The Philippine House of Representatives approved on third and final reading a Bill to reinstate the death penalty, more than a decade after it was abolished.
Despite intense lobbying by the influential Roman Catholic church and human rights and pro-life groups, the proposal was passed yesterday 216 to 54, with one abstention, eight months after it was filed.
President Rodrigo Duterte pushed for the reinstatement to add even more teeth to his brutal war on the narcotics trade.
"The death penalty to me is retribution… You pay for what you did in this life," he said last year.
Under the House-approved Bill, so-called heinous crimes would be punishable by death. Those include some forms of rape and murder, as well as drug offences, including the import, sale, manufacture, delivery and distribution of narcotics.
Capital punishment would typically be carried out by hanging, firing squad or lethal injection.
The Philippines abolished capital punishment in 1987, shortly after dictator Ferdinand Marcos was ousted in a popular revolt.
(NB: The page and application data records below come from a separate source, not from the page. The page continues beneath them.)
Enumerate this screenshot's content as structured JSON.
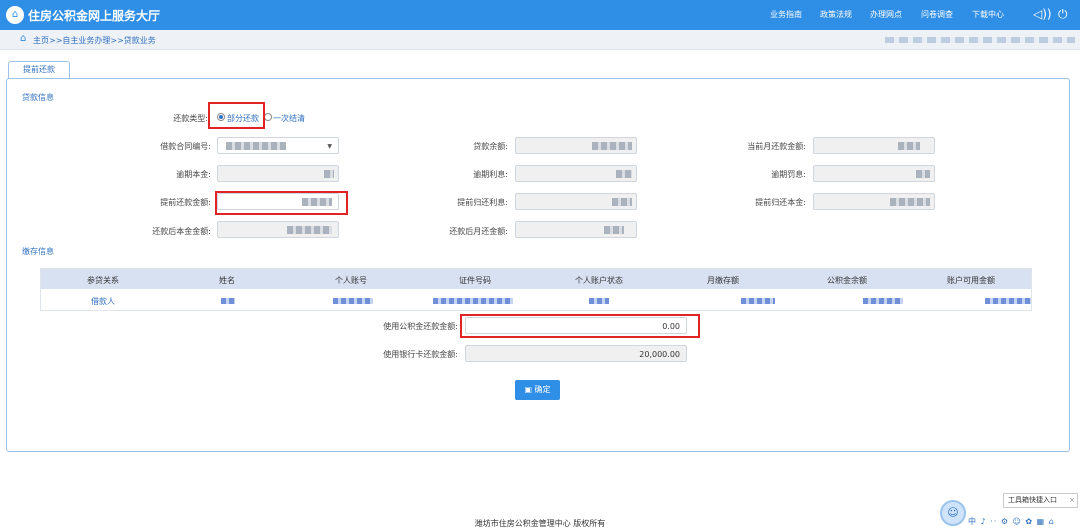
{
  "header": {
    "site_title": "住房公积金网上服务大厅",
    "nav": [
      "业务指南",
      "政策法规",
      "办理网点",
      "问卷调查",
      "下载中心"
    ],
    "icons": [
      "volume-icon",
      "power-icon"
    ]
  },
  "breadcrumb": {
    "text": "主页>>自主业务办理>>贷款业务"
  },
  "tab": {
    "label": "提前还款"
  },
  "loan_info": {
    "section_title": "贷款信息",
    "repay_type_label": "还款类型:",
    "repay_options": [
      "部分还款",
      "一次结清"
    ],
    "selected_option": "部分还款",
    "fields": {
      "contract_no": "借款合同编号:",
      "loan_balance": "贷款余额:",
      "current_month_due": "当前月还款金额:",
      "overdue_principal": "逾期本金:",
      "overdue_interest": "逾期利息:",
      "overdue_penalty": "逾期罚息:",
      "prepay_amount": "提前还款金额:",
      "prepay_interest": "提前归还利息:",
      "prepay_principal": "提前归还本金:",
      "principal_after": "还款后本金金额:",
      "monthly_after": "还款后月还金额:"
    }
  },
  "deposit_info": {
    "section_title": "缴存信息",
    "columns": [
      "参贷关系",
      "姓名",
      "个人账号",
      "证件号码",
      "个人账户状态",
      "月缴存额",
      "公积金余额",
      "账户可用金额"
    ],
    "row": {
      "relation": "借款人"
    }
  },
  "payment": {
    "fund_label": "使用公积金还款金额:",
    "fund_value": "0.00",
    "bank_label": "使用银行卡还款金额:",
    "bank_value": "20,000.00"
  },
  "confirm_button": "确定",
  "footer": "潍坊市住房公积金管理中心 版权所有",
  "toolbox": {
    "label": "工具箱快捷入口",
    "close": "×"
  },
  "tray_text": "中 ♪ ·· ⚙ ☺ ✿ ▦ ⌂"
}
President Fidel Ramos reinstated it in 1993, citing "crime control". In 2006, President Gloria Arroyo, following a vote in Congress, suspended it.
Mrs Arroyo, now allied with Mr Duterte's party, voted against the Bill. So did Mrs Imelda Marcos.
The debate now moves to the Senate where legislators are expected to await a ruling by the Justice Department on whether it contravenes the country's commitment to international conventions.
But Justice Secretary, Mr Vitaliano Aguirre II, is a fraternity brother of Mr Duterte's, and is not expected to oppose the Act. Senate President Aquilino Pimentel III, an ally of the president, is expecting a close fight. "I'm predicting maybe anywhere from 14 versus 10 or 10 versus 14 either way," he said.
The opposition Liberal Party, of former president Benigno Aquino, is already digging in. "We maintain that the death penalty is cruel, degrading, inhuman. We commit to stopping the death penalty in the Senate," Senator Francis Pangilinan, the party president, said.
At least nine senators have said they oppose capital punishment. The Senate has to pass its own Bill, that will then have to be reconciled with the one the House passed.
Once consolidated, it will be sent to Mr Duterte for his signature.
Senator Richard Gordon, chair of the Senate justice committee, said he would hold hearings on the Bill but the soonest he expects the debates to start is June. He added that if the committee can agree on a proposal, he will have one of the death penalty advocates in the Senate sponsor it. He mentioned, in particular, Mr Manny Pacquiao, a boxing champion and Christian preacher who believes death as punishment is sanctioned in biblical teachings.